This campground is GOLD! Definitely a popular place, but we managed to snag an amazing site next to a babbling creek, tucked down in trees and secluded from everyone else. There are a few restrooms with drinking fountains, and picnic tables/fire pits at each site.
The campground is full of hiking trails, including some that take you up to great views (also drivable, but half the fun is the hike!). There is a quarter mile trail that takes you to the Visitor Center that overlooks the ocean. Plenty of people were there watching for whales, but we unfortunately didn't see any. From the Visitor Center, there are several different trails to various geological formations such as Thor's Well, Devil's Churn, and Spouting Horn. It really shows the best of the Oregon coast.

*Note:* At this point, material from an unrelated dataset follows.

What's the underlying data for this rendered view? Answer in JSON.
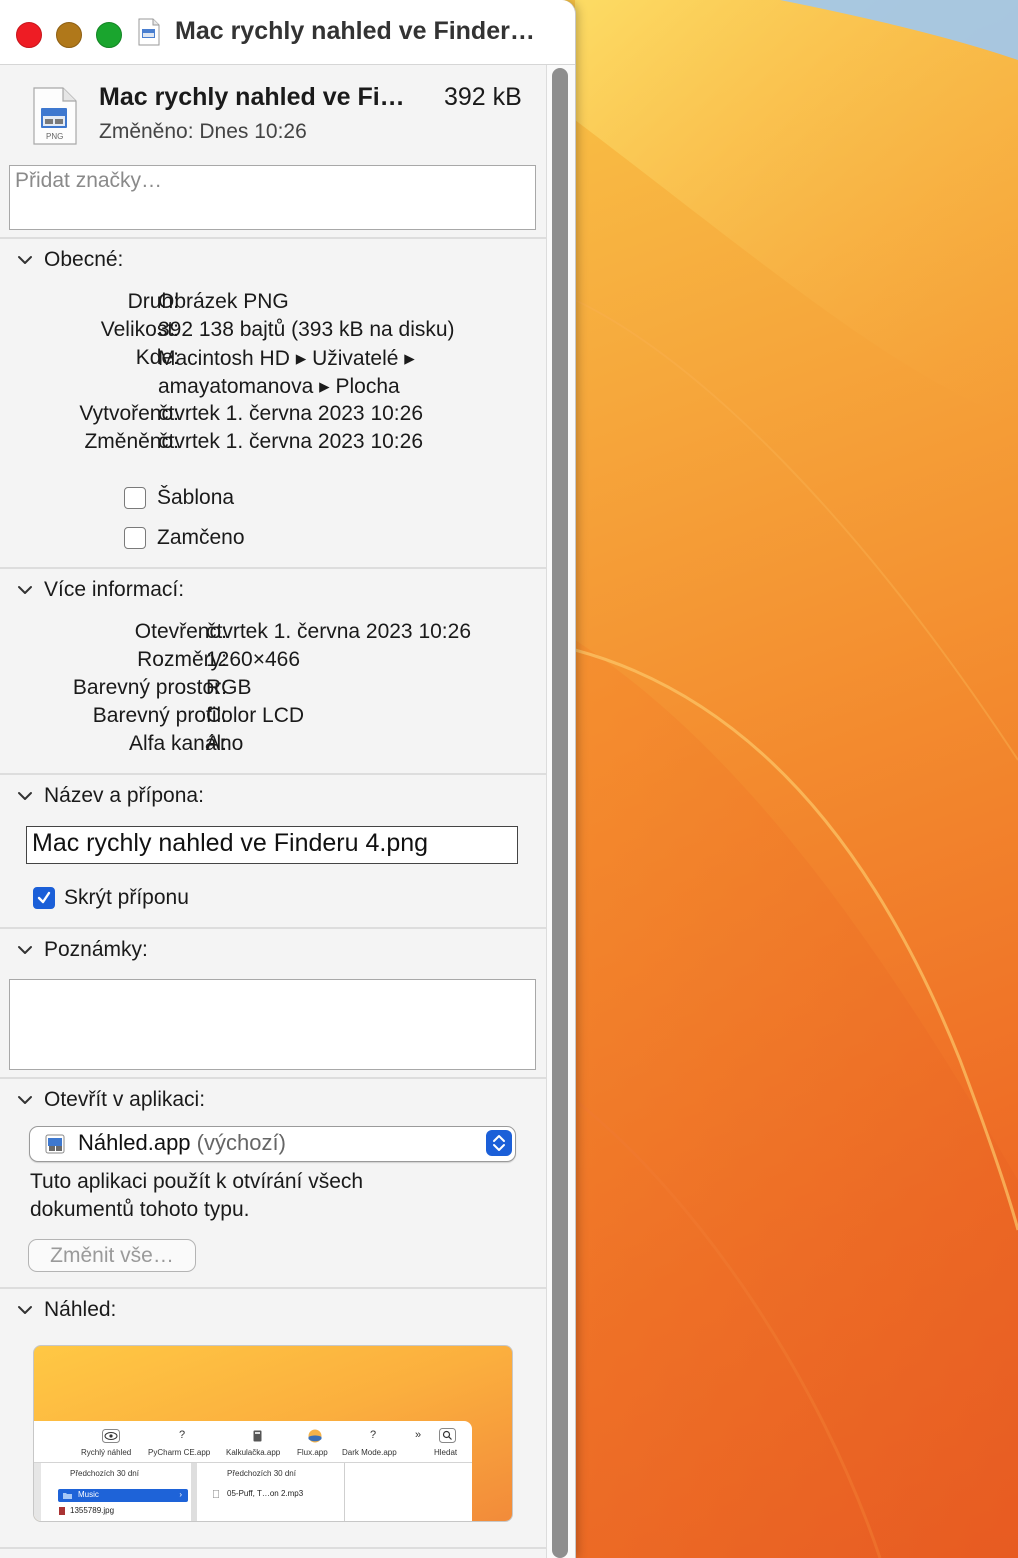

The campground is within driving distance to other cool beaches and some amazing tide pools. It is also close to the adorable town of Yachats, which has everything the hungry camper could want. I highly recommend stopping at Yachats Brewing + Farmstore for a cold beer after a day of hiking.
Spent two nights in this great isolated spot- the first night we were the only ones there! The second night we were joined by several people who had car tents but we never felt like we were on top of one another. Wonderful flat area at the top of a hill that boast amazing views of the valley- gave us one of the best sunsets and moon rises that we have ever seen! There is a central pit toilet for all of the sites to share.
There is a fire tower a short distance away from the sites that you can walk up to the base of and hike around. Sites are also close drive to "Crack-in-the-Ground", which is a fascinating lava formation that makes for a good spot to hike around for half a day.
The road up to the site is washboard, so be prepared for a bumpy drive. There is a small store at Christmas Valley before the turnoff that has the essentials, including an emergency eyeglass repair kit when my husband was head butted by the dog. Oops!
The drive up to the campground looks like you are heading to a dairy farm, and lets just say those cows have the best ocean view of any other cows out there. This peaceful spot has a great hiking trail that takes you right to the ocean. There is a camp host on site, and the sites are evenly dispersed so you don't feel like you are on top of one another. The site we were in was tucked away, and we didn't feel disturbed at all! Best part, dogs allowed.
There is a flat marsh-area near the campground, which the tide comes far in at. So much so that there were people kayaking in it.
Not the traditional beach campsite, but absolutely gorgeous nevertheless.